Werner was born in Cologne, Germany in 1926. In June 1939, he fled Germany to come to England with his parents and older sister, Ruth.

The family never understood how their visas were granted without the obligatory financial guarantee from Britain. In 1990, Werner discovered that they were likely helped by British Secret Intelligence Service officer, Frank Foley, who had signed and issued visas without guarantees in his undercover job as a passport control officer.

Werner was separated from his family at first and placed with different families. He worked in clothing manufacturing for over 50 years.

In 1953, he married Claire, and they had a daughter, Joanne. Claire died tragically before Joanne turned two. In 1962 in Holland, he married Ruth, a fellow survivor originally from Hamburg. She moved to Manchester, and they went on to have two children, Sharon, and Martin. Werner has nine grandchildren and eight great-grandchildren.


“I first noticed trouble when I had to leave my state school and go to a Jewish one in 1934 when I was seven or eight. It wasn’t because the school wanted to get rid of me, but because the government passed a law that Jewish children had to be educated separately.”

“By the time war broke out, over 300,000 Jews had fled Germany, including 40 percent of the Jews in Cologne. They left because there was no way to earn a livelihood.
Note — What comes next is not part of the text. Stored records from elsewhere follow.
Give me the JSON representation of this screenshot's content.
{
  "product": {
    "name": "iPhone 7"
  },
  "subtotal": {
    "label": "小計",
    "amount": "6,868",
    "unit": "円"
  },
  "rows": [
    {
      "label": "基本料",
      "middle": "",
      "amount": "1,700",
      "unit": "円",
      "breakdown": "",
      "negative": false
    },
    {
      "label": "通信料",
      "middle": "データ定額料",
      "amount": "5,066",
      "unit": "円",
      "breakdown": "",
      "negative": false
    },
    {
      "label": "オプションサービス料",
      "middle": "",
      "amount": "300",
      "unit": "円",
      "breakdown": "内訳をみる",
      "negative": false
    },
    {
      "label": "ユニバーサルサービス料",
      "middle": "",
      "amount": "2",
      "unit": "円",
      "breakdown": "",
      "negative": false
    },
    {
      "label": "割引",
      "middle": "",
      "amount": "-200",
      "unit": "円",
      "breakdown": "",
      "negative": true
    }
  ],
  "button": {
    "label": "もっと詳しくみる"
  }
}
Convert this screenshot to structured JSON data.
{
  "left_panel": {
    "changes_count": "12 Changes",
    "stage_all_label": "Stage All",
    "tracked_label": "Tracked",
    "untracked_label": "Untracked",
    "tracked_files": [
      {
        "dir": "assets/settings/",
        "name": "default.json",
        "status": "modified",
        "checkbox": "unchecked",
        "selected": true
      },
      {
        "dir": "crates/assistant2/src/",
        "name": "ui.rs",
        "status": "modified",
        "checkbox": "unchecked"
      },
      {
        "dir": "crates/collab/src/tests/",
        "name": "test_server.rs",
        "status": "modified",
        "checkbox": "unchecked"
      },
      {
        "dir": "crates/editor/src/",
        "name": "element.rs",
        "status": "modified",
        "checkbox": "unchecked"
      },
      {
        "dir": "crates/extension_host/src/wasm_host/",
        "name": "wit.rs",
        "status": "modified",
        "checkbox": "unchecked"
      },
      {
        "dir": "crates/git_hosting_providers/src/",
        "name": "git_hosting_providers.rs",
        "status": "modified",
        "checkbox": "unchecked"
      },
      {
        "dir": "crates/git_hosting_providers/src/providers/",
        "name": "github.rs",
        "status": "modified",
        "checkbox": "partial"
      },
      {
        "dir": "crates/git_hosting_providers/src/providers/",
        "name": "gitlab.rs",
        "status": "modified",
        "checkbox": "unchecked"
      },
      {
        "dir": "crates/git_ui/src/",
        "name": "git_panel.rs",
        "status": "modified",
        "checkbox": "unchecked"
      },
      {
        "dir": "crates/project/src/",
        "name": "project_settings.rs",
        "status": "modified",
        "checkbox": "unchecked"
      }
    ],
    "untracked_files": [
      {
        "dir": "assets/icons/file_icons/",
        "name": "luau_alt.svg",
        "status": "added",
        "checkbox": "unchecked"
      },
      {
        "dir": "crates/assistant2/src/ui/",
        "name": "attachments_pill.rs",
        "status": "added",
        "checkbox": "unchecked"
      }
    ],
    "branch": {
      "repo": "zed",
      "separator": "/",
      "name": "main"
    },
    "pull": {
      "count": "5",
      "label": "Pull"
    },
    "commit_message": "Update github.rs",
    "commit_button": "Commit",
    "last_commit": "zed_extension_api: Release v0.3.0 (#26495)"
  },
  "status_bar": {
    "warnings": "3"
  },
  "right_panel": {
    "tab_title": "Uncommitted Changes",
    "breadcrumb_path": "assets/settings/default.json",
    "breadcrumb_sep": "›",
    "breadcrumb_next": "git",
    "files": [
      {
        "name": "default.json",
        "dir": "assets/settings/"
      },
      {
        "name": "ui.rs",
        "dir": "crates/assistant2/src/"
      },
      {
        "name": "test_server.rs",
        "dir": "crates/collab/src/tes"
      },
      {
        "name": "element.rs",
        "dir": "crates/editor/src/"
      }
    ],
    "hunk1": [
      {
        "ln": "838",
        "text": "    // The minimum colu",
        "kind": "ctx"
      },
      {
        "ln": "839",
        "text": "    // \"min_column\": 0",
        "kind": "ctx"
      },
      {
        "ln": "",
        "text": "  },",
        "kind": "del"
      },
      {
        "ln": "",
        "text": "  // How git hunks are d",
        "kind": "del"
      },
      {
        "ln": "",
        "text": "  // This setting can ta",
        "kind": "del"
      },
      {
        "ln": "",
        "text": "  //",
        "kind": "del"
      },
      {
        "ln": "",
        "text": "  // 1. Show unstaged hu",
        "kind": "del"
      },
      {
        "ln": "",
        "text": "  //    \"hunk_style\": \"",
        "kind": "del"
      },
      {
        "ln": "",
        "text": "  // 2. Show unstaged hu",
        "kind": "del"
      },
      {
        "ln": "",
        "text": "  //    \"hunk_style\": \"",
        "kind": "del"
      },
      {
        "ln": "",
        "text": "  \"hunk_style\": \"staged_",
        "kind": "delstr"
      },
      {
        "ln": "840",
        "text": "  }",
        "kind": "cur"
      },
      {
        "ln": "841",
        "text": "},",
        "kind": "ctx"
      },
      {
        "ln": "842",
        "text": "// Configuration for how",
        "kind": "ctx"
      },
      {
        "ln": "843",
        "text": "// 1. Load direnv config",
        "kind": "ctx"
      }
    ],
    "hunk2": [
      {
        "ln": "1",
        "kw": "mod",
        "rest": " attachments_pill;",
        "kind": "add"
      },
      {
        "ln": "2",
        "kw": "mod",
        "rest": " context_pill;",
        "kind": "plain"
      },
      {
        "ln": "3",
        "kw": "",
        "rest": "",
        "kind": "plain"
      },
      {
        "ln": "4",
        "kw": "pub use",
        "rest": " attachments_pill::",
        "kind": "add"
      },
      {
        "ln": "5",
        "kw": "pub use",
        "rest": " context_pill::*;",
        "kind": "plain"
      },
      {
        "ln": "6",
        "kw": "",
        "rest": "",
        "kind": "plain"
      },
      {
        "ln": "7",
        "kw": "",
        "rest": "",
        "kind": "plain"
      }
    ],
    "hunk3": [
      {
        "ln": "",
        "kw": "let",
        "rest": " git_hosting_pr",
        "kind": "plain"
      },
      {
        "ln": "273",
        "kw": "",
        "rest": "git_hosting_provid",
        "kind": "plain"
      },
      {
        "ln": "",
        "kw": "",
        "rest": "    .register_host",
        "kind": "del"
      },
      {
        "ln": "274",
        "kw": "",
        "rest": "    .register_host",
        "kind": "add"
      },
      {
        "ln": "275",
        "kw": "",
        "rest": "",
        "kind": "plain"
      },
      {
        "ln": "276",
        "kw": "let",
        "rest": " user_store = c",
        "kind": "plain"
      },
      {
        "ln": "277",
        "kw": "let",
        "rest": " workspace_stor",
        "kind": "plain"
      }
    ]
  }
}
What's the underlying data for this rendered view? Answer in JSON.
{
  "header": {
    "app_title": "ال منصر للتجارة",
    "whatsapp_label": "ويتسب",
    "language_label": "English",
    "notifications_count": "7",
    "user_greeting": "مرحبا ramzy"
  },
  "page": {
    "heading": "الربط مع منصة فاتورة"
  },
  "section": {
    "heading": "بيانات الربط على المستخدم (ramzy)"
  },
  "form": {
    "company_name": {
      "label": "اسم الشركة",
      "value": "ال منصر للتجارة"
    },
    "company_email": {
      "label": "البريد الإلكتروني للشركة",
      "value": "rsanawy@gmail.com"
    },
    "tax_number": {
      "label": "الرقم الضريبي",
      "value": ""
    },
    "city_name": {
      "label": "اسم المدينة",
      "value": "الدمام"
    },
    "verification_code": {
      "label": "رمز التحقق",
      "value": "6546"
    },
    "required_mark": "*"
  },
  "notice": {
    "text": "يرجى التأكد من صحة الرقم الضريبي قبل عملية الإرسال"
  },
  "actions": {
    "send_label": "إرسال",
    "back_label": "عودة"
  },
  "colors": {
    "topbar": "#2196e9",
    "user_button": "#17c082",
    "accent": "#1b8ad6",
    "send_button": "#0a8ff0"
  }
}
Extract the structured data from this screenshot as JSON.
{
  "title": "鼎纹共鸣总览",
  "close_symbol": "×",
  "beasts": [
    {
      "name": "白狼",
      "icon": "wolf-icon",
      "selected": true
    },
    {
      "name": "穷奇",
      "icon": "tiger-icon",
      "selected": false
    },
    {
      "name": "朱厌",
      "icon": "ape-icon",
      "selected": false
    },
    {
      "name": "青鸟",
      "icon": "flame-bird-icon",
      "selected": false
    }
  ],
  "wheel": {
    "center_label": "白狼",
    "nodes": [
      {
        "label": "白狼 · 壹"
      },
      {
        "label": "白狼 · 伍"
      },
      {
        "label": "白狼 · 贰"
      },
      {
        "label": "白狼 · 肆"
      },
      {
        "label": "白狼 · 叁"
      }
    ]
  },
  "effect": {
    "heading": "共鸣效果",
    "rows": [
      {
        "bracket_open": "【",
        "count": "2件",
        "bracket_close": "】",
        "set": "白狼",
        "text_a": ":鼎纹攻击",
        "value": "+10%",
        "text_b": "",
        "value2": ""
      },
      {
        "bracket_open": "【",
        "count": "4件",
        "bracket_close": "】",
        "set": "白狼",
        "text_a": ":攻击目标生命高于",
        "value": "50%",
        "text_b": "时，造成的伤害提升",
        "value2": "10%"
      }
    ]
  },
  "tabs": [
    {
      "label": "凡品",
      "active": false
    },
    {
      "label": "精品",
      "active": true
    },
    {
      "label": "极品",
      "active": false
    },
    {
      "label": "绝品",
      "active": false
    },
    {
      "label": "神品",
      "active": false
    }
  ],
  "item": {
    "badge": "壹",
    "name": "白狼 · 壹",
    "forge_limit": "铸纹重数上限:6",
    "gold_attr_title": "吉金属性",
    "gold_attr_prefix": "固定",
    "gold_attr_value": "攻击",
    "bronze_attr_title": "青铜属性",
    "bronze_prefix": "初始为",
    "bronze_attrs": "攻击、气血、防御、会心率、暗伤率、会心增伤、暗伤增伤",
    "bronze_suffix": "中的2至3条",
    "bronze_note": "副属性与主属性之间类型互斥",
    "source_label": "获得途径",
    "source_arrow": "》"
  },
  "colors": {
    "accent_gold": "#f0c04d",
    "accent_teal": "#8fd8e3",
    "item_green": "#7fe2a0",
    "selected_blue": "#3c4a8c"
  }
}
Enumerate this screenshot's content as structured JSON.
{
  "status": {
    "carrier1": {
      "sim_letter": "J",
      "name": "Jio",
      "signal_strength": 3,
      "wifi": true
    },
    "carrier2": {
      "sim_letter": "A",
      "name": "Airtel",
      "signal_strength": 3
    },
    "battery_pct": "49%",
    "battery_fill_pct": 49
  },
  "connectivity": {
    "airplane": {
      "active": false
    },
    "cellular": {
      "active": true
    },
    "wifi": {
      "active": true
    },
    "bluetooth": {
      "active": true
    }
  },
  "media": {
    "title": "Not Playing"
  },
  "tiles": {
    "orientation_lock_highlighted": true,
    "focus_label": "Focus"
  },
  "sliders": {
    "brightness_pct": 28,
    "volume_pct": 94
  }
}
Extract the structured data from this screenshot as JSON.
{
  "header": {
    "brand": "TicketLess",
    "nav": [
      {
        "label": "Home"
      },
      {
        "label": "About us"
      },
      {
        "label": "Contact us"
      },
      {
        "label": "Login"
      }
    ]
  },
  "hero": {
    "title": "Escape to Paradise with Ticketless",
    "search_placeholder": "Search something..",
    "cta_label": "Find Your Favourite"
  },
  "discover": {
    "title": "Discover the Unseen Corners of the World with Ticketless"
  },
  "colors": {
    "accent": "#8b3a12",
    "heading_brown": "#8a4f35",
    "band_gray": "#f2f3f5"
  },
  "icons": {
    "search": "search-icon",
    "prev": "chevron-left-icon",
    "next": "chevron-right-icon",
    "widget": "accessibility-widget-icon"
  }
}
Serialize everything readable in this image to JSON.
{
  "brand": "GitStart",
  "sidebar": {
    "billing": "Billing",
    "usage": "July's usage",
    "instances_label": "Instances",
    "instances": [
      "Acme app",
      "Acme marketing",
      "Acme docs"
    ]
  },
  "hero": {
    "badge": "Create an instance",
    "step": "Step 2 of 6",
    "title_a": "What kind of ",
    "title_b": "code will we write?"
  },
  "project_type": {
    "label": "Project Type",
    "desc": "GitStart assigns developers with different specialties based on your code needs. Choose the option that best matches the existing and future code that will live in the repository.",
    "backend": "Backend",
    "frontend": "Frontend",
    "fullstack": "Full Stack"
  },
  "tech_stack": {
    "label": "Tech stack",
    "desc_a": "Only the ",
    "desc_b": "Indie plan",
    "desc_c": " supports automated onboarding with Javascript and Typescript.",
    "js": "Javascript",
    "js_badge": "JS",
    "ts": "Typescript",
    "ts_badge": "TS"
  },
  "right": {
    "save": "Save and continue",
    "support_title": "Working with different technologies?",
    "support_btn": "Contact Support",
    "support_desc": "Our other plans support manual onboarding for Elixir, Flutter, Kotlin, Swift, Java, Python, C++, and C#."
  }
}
They had to make new lives for themselves all over the world.”

“When I think back to what could have been, I am eternally grateful to this country, and I am sure that much of that gratitude is due to Frank Foley.”